Leafs GM ready to deal
LANCE HORNBY, QMI Agency
|Maple Leafs general manager Brian Burke says he is a "January guy" when it comes to making trades. (ALEX UROSEVIC/QMI Agency file photo)
TORONTO - Brian Burke says he’d be willing to start the playoffs with the Maple Leafs’ roster as currently constituted, but intends to make a trade in the coming weeks to try and extend any post-season run.
Speaking on The Fan 590 radio Wednesday night, with his team in its best position to challenge for a berth since he arrived, the general manager said just qualifying for the first time in six years was not good enough.
“I’m not interested in getting our asses kicked in the first round,” he said. “I’m not paid just to get in the playoffs. We could have got in last year if we’d traded our kids for a couple of 30-year-olds.
“I want to get in with a reasonable chance to (advance deep) or bloody someone’s nose while doing it. I think we’ll be able to do something (trade-wise).”
Burke is being a little presumptuous, with the Leafs still having 40 games to go and sitting just five points from ninth place on Wednesday afternoon. But with a four-game win streak, five overall at home, a hot goalie and a favourable schedule the rest of this month, he’s ready to make his move.
“We’re a little small up front and we don’t have much playoff experience,” he noted. “If the playoffs started tomorrow, I would still like our chances. (But) we are looking to add and get better now.”

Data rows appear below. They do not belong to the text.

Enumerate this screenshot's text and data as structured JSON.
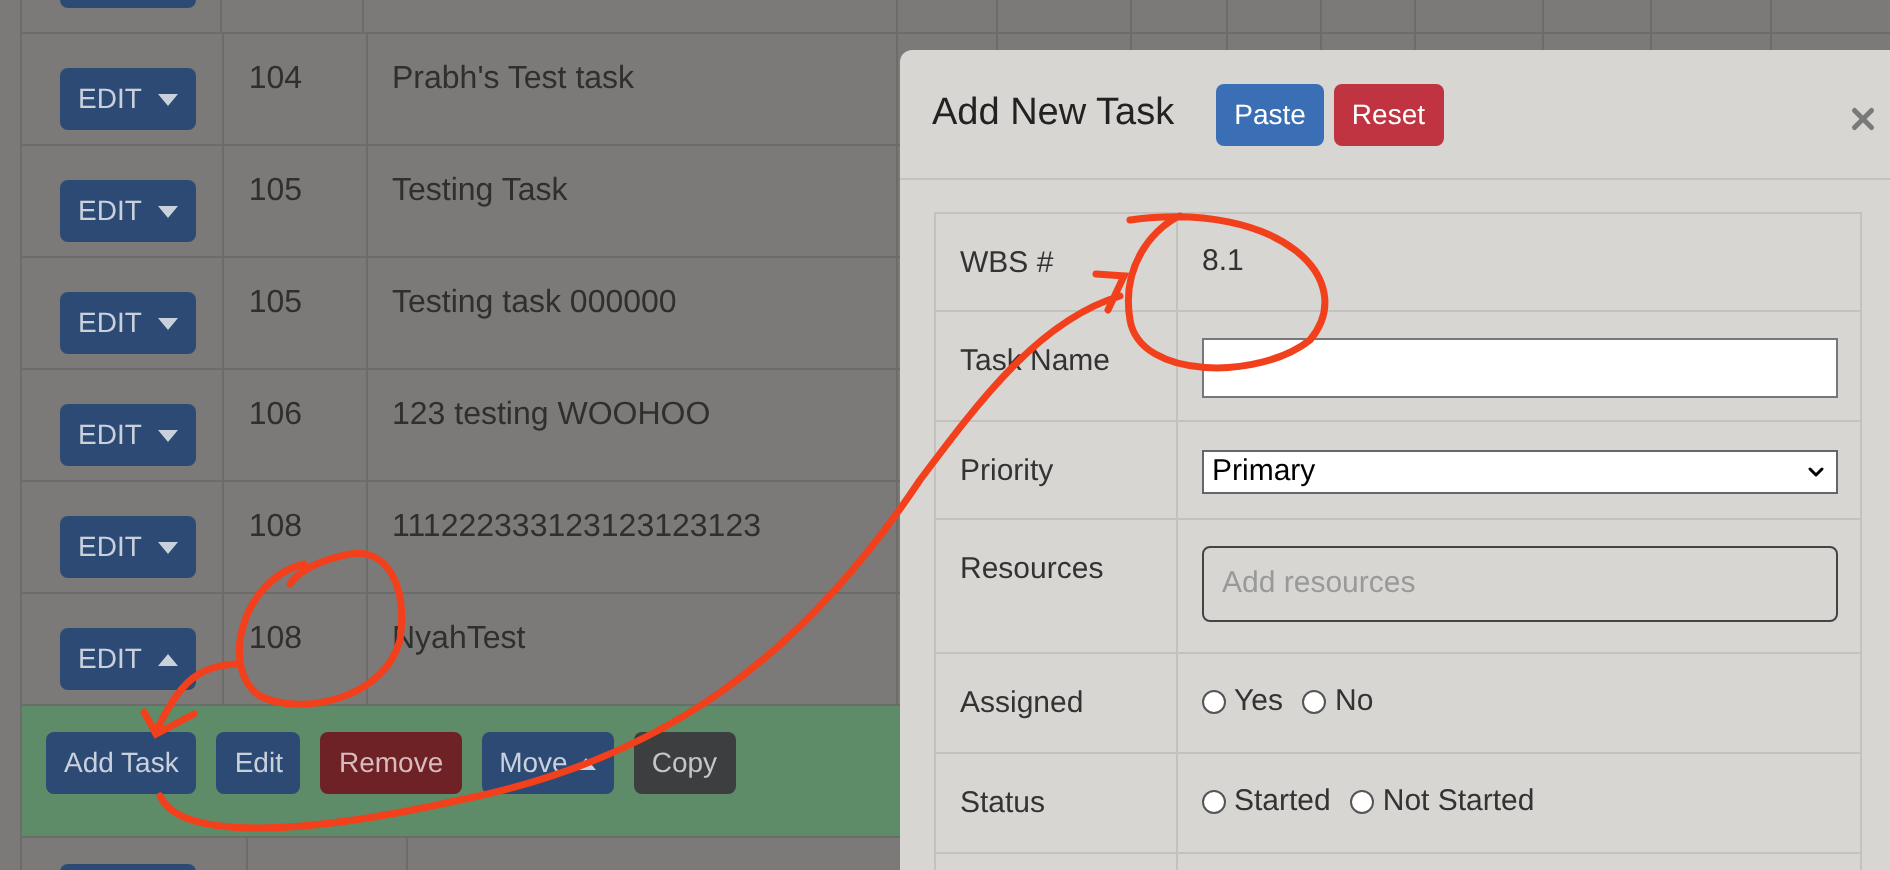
{
  "rows": [
    {
      "edit_label": "EDIT",
      "expanded": false,
      "id": "104",
      "name": "Prabh's Test task"
    },
    {
      "edit_label": "EDIT",
      "expanded": false,
      "id": "105",
      "name": "Testing Task"
    },
    {
      "edit_label": "EDIT",
      "expanded": false,
      "id": "105",
      "name": "Testing task 000000"
    },
    {
      "edit_label": "EDIT",
      "expanded": false,
      "id": "106",
      "name": "123 testing WOOHOO"
    },
    {
      "edit_label": "EDIT",
      "expanded": false,
      "id": "108",
      "name": "111222333123123123123"
    },
    {
      "edit_label": "EDIT",
      "expanded": true,
      "id": "108",
      "name": "NyahTest"
    }
  ],
  "action_bar": {
    "buttons": [
      {
        "label": "Add Task",
        "kind": "primary"
      },
      {
        "label": "Edit",
        "kind": "primary"
      },
      {
        "label": "Remove",
        "kind": "danger"
      },
      {
        "label": "Move",
        "kind": "dropdown"
      },
      {
        "label": "Copy",
        "kind": "secondary"
      }
    ]
  },
  "modal": {
    "title": "Add New Task",
    "buttons": [
      {
        "label": "Paste",
        "kind": "primary"
      },
      {
        "label": "Reset",
        "kind": "danger"
      }
    ],
    "fields": [
      {
        "label": "WBS #",
        "kind": "text",
        "value": "8.1"
      },
      {
        "label": "Task Name",
        "kind": "input"
      },
      {
        "label": "Priority",
        "kind": "select",
        "value": "Primary"
      },
      {
        "label": "Resources",
        "kind": "textarea",
        "placeholder": "Add resources"
      },
      {
        "label": "Assigned",
        "kind": "radio",
        "options": [
          {
            "label": "Yes",
            "selected": false
          },
          {
            "label": "No",
            "selected": false
          }
        ]
      },
      {
        "label": "Status",
        "kind": "radio",
        "options": [
          {
            "label": "Started",
            "selected": false
          },
          {
            "label": "Not Started",
            "selected": false
          }
        ]
      }
    ]
  }
}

The trade he’s hinting at for a big centre or winger could come very soon, as he traditionally eschews the rush at the NHL deadline (Feb. 27 this year).
“I’m a January guy,” he reminded “I set my price and try and let my team play through the deadine (without worrying about trades). The math doesn’t work at the deadline when 24 teams are buying. There can only be one (Stanley Cup) parade.”
Burke said the cost could very well be one or more of the young assets in the system or even this year’s first or second rounder.
“I’d say ‘where’s the phone?’,” Burke said of the often risky venture of losing high picks. “They (fans) can live with a gamble.”
Burke didn’t dispute that he’s in a favourable spot for the first time in 3 1/2 years because his goaltending has finally stabilized, and not in the way he and his huge staff of advisors envisioned. Jonas Gustavsson was third on the depth chart at one point, then passed both the injured James Reimer and farmhand Ben Scrivens.
“I told Jonas ‘you saved our ass this season. You’re the reason we didn’t crumble to dust. I never counted on him, but I never discounted him.”
Commenting on some of the Leafs who may or may not be with the big team when the playoff crunch comes, Burke said defenceman Jake Gardiner will go back in the lineup or down to the Marlies in the next few days.
“I’ve told Ron Wilson he won’t go in the pressbox for a prolongued length of time,” Burke said.
The creative Nazem Kadri is “so far, so good”, but Burke is keeping a wary eye on the turnovers the former first rounder commits, including a couple in Tuesday’s win over Buffalo.
“There’s a risk factor,” Burke said, “and if he keeps that in his game ...”
If Burke is retained by MLSE’s new owners, Rogers and Bell, he says he wants to stay as president and GM for a long time and work for the company in a lesser capacity in is sunset yaers. He revealed at least two teams in search of a new GM had approached him in 2011 about releasing senior vice-president of hockey operations David Nonis. But Burke said Nonis is content here and has no summer window, unlike vice-president Dave Poulin, assistant GM Claude Loiselle and player personnel director Rick Dudley.
“If (they leave for other teams) you still have an ally for life, someone you can converse with and make trades,” Burke said.